The CLASS Act has become a prime target of both Senate and House deficit reduction proposals and a repeal looks increasingly likely.

So where does that leave consumers? Repeal would retain “the non-system we’re in,” AARP’s Certner says.

Dr. Robert Kane, a physician who teaches health and policy management at the University of Minnesota and is author of the book The Good Caregiver, argues that the U.S. lacks “any kind of support system for family members providing care. If they suddenly disappeared, this system would be in chaos.”

Kane supports a more “family friendly” structure, including compensation for family caregivers.
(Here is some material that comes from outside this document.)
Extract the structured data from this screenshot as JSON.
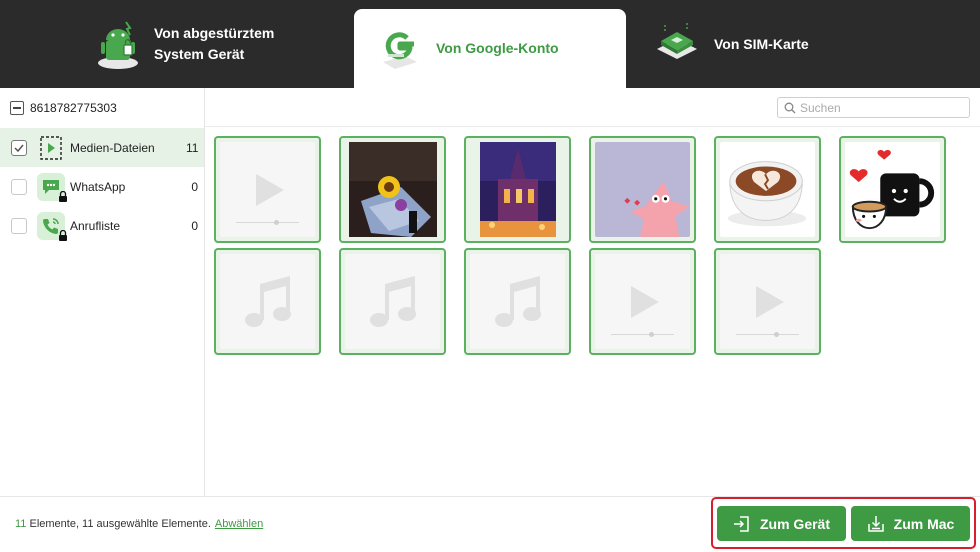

He predicts that as aging Baby Boomers increase demand on services, it will force a major debate on long-term care funding.

Choosing long-term care insurance starts with a plan
David Gardner, a fee-only financial adviser from Boulder, Colorado, takes a methodical approach with clients when discussing long-term care — they need to have a plan first, regardless of net worth. He asks them to answer the question: “How can we support each other and make decisions on long-term care, if and when we need it?” even before they start talking about how that plan is going to be funded, he said.

The “mass affluent,” who Gardner says are counting on savings to cover long-term care expenses, should also consider insurance to cover costs they cannot afford or would be “extremely stretched” to meet.

He urges his clients to push out the waiting time before they start receiving benefits, in essence taking a higher deductible, but to opt for maximum affordable coverage. Married couples should explore a joint policy that pools the maximum payout available to each.

Adult children be involved in the discussion — and funding, if necessary — of a long-term care policy for their parents. It’s to their benefit, Gardner says, in helping “alleviate the burden” of providing care as well as protecting inheritable assets left to the next generation. “Many of my high-net-worth clients haven’t spent lot of money, so it’s hard for them to decide when they need help, when it’s OK to get someone to come in, or harder — go into assisted living.” Having an insurance policy helps them make that decision, he says.

Like term life insurance, long-term care insurance is less expensive the younger and healthier you are when you purchase the policy. But Gardner says the “sweet spot” for getting insurance is from about age 50 to the early 60’s. “The landscape will change so much over the next 30 years, that I’m reluctant to recommend clients in their 30s or 40s seriously consider it,” he says.

Forty-two states have “partnership programs” that allow you to shelter assets, dollar-for-dollar, equal to the amount of insurance coverage you have. Given the complexity of rules, insurance plans and changing regulatory landscape, work with an insurance broker who specializes in long-term care.

Sources of additional information:

 

No comments so far

We welcome comments that advance the story through relevant opinion, anecdotes, links and data. If you see a comment that you believe is irrelevant or inappropriate, you can flag it to our editors by using the report abuse links. Views expressed in the comments do not represent those of Reuters. For more information on our comment policy, see http://blogs.reuters.com/fulldisclosure/2010/09/27/toward-a-more-thoughtful-conversation-on-stories/

[…] 9.Long-term care funding wrapped up in deficit debate | Reuters Money Aug 3, 2011 … The debate over funding long-term care has gotten renewed energy – but no greater … for long-term care and more than double the $203 billion paid by all sources, AARP says. … One proposed solution, the CLASS Act (Community Living Assistance … Choosing long-term care insurance starts with a plan … http://blogs.reuters.com/reuters-money/2 011/08/03/long-term-care-funding-wrapped -up-in-deficit-debate/ […]

Posted by AAPR webs » aarp and choosing a long term care solution | Report as abusive

[…] Long-term care funding wrapped up in deficit debate […]

Posted by Selection of articles | bdallen.com | Report as abusive